━━━━━ Data in this exercise ━━━━━

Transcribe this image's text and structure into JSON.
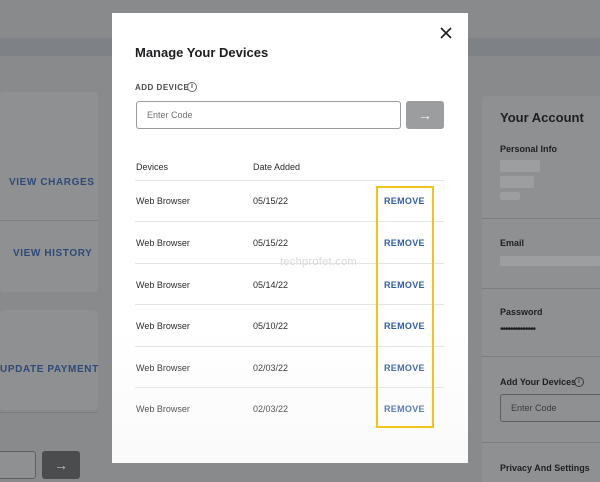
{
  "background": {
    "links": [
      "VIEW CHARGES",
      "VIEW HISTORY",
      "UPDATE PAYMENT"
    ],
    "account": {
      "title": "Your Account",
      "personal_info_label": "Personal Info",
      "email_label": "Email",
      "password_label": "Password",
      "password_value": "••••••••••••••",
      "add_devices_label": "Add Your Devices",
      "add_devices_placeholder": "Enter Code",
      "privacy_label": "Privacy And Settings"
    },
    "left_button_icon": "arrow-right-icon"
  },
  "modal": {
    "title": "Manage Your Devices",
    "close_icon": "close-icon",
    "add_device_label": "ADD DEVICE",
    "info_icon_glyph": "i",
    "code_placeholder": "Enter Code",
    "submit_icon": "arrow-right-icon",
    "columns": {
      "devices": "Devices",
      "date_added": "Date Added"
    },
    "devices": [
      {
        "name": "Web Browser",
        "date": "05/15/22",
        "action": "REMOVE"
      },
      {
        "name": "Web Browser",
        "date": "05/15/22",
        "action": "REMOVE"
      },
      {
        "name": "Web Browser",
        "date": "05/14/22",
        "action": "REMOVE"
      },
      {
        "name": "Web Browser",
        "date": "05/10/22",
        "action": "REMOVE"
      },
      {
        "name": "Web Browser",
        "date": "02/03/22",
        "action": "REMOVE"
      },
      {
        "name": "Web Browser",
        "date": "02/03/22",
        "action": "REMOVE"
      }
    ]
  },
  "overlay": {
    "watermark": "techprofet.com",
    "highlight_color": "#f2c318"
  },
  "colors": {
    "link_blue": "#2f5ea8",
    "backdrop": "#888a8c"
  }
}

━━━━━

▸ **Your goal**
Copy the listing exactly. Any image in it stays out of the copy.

▸ **Result**
Transcribe this image's text and structure into JSON.
{
  "background": {
    "links": [
      "VIEW CHARGES",
      "VIEW HISTORY",
      "UPDATE PAYMENT"
    ],
    "account": {
      "title": "Your Account",
      "personal_info_label": "Personal Info",
      "email_label": "Email",
      "password_label": "Password",
      "password_value": "••••••••••••••",
      "add_devices_label": "Add Your Devices",
      "add_devices_placeholder": "Enter Code",
      "privacy_label": "Privacy And Settings"
    },
    "left_button_icon": "arrow-right-icon"
  },
  "modal": {
    "title": "Manage Your Devices",
    "close_icon": "close-icon",
    "add_device_label": "ADD DEVICE",
    "info_icon_glyph": "i",
    "code_placeholder": "Enter Code",
    "submit_icon": "arrow-right-icon",
    "columns": {
      "devices": "Devices",
      "date_added": "Date Added"
    },
    "devices": [
      {
        "name": "Web Browser",
        "date": "05/15/22",
        "action": "REMOVE"
      },
      {
        "name": "Web Browser",
        "date": "05/15/22",
        "action": "REMOVE"
      },
      {
        "name": "Web Browser",
        "date": "05/14/22",
        "action": "REMOVE"
      },
      {
        "name": "Web Browser",
        "date": "05/10/22",
        "action": "REMOVE"
      },
      {
        "name": "Web Browser",
        "date": "02/03/22",
        "action": "REMOVE"
      },
      {
        "name": "Web Browser",
        "date": "02/03/22",
        "action": "REMOVE"
      }
    ]
  },
  "overlay": {
    "watermark": "techprofet.com",
    "highlight_color": "#f2c318"
  },
  "colors": {
    "link_blue": "#2f5ea8",
    "backdrop": "#888a8c"
  }
}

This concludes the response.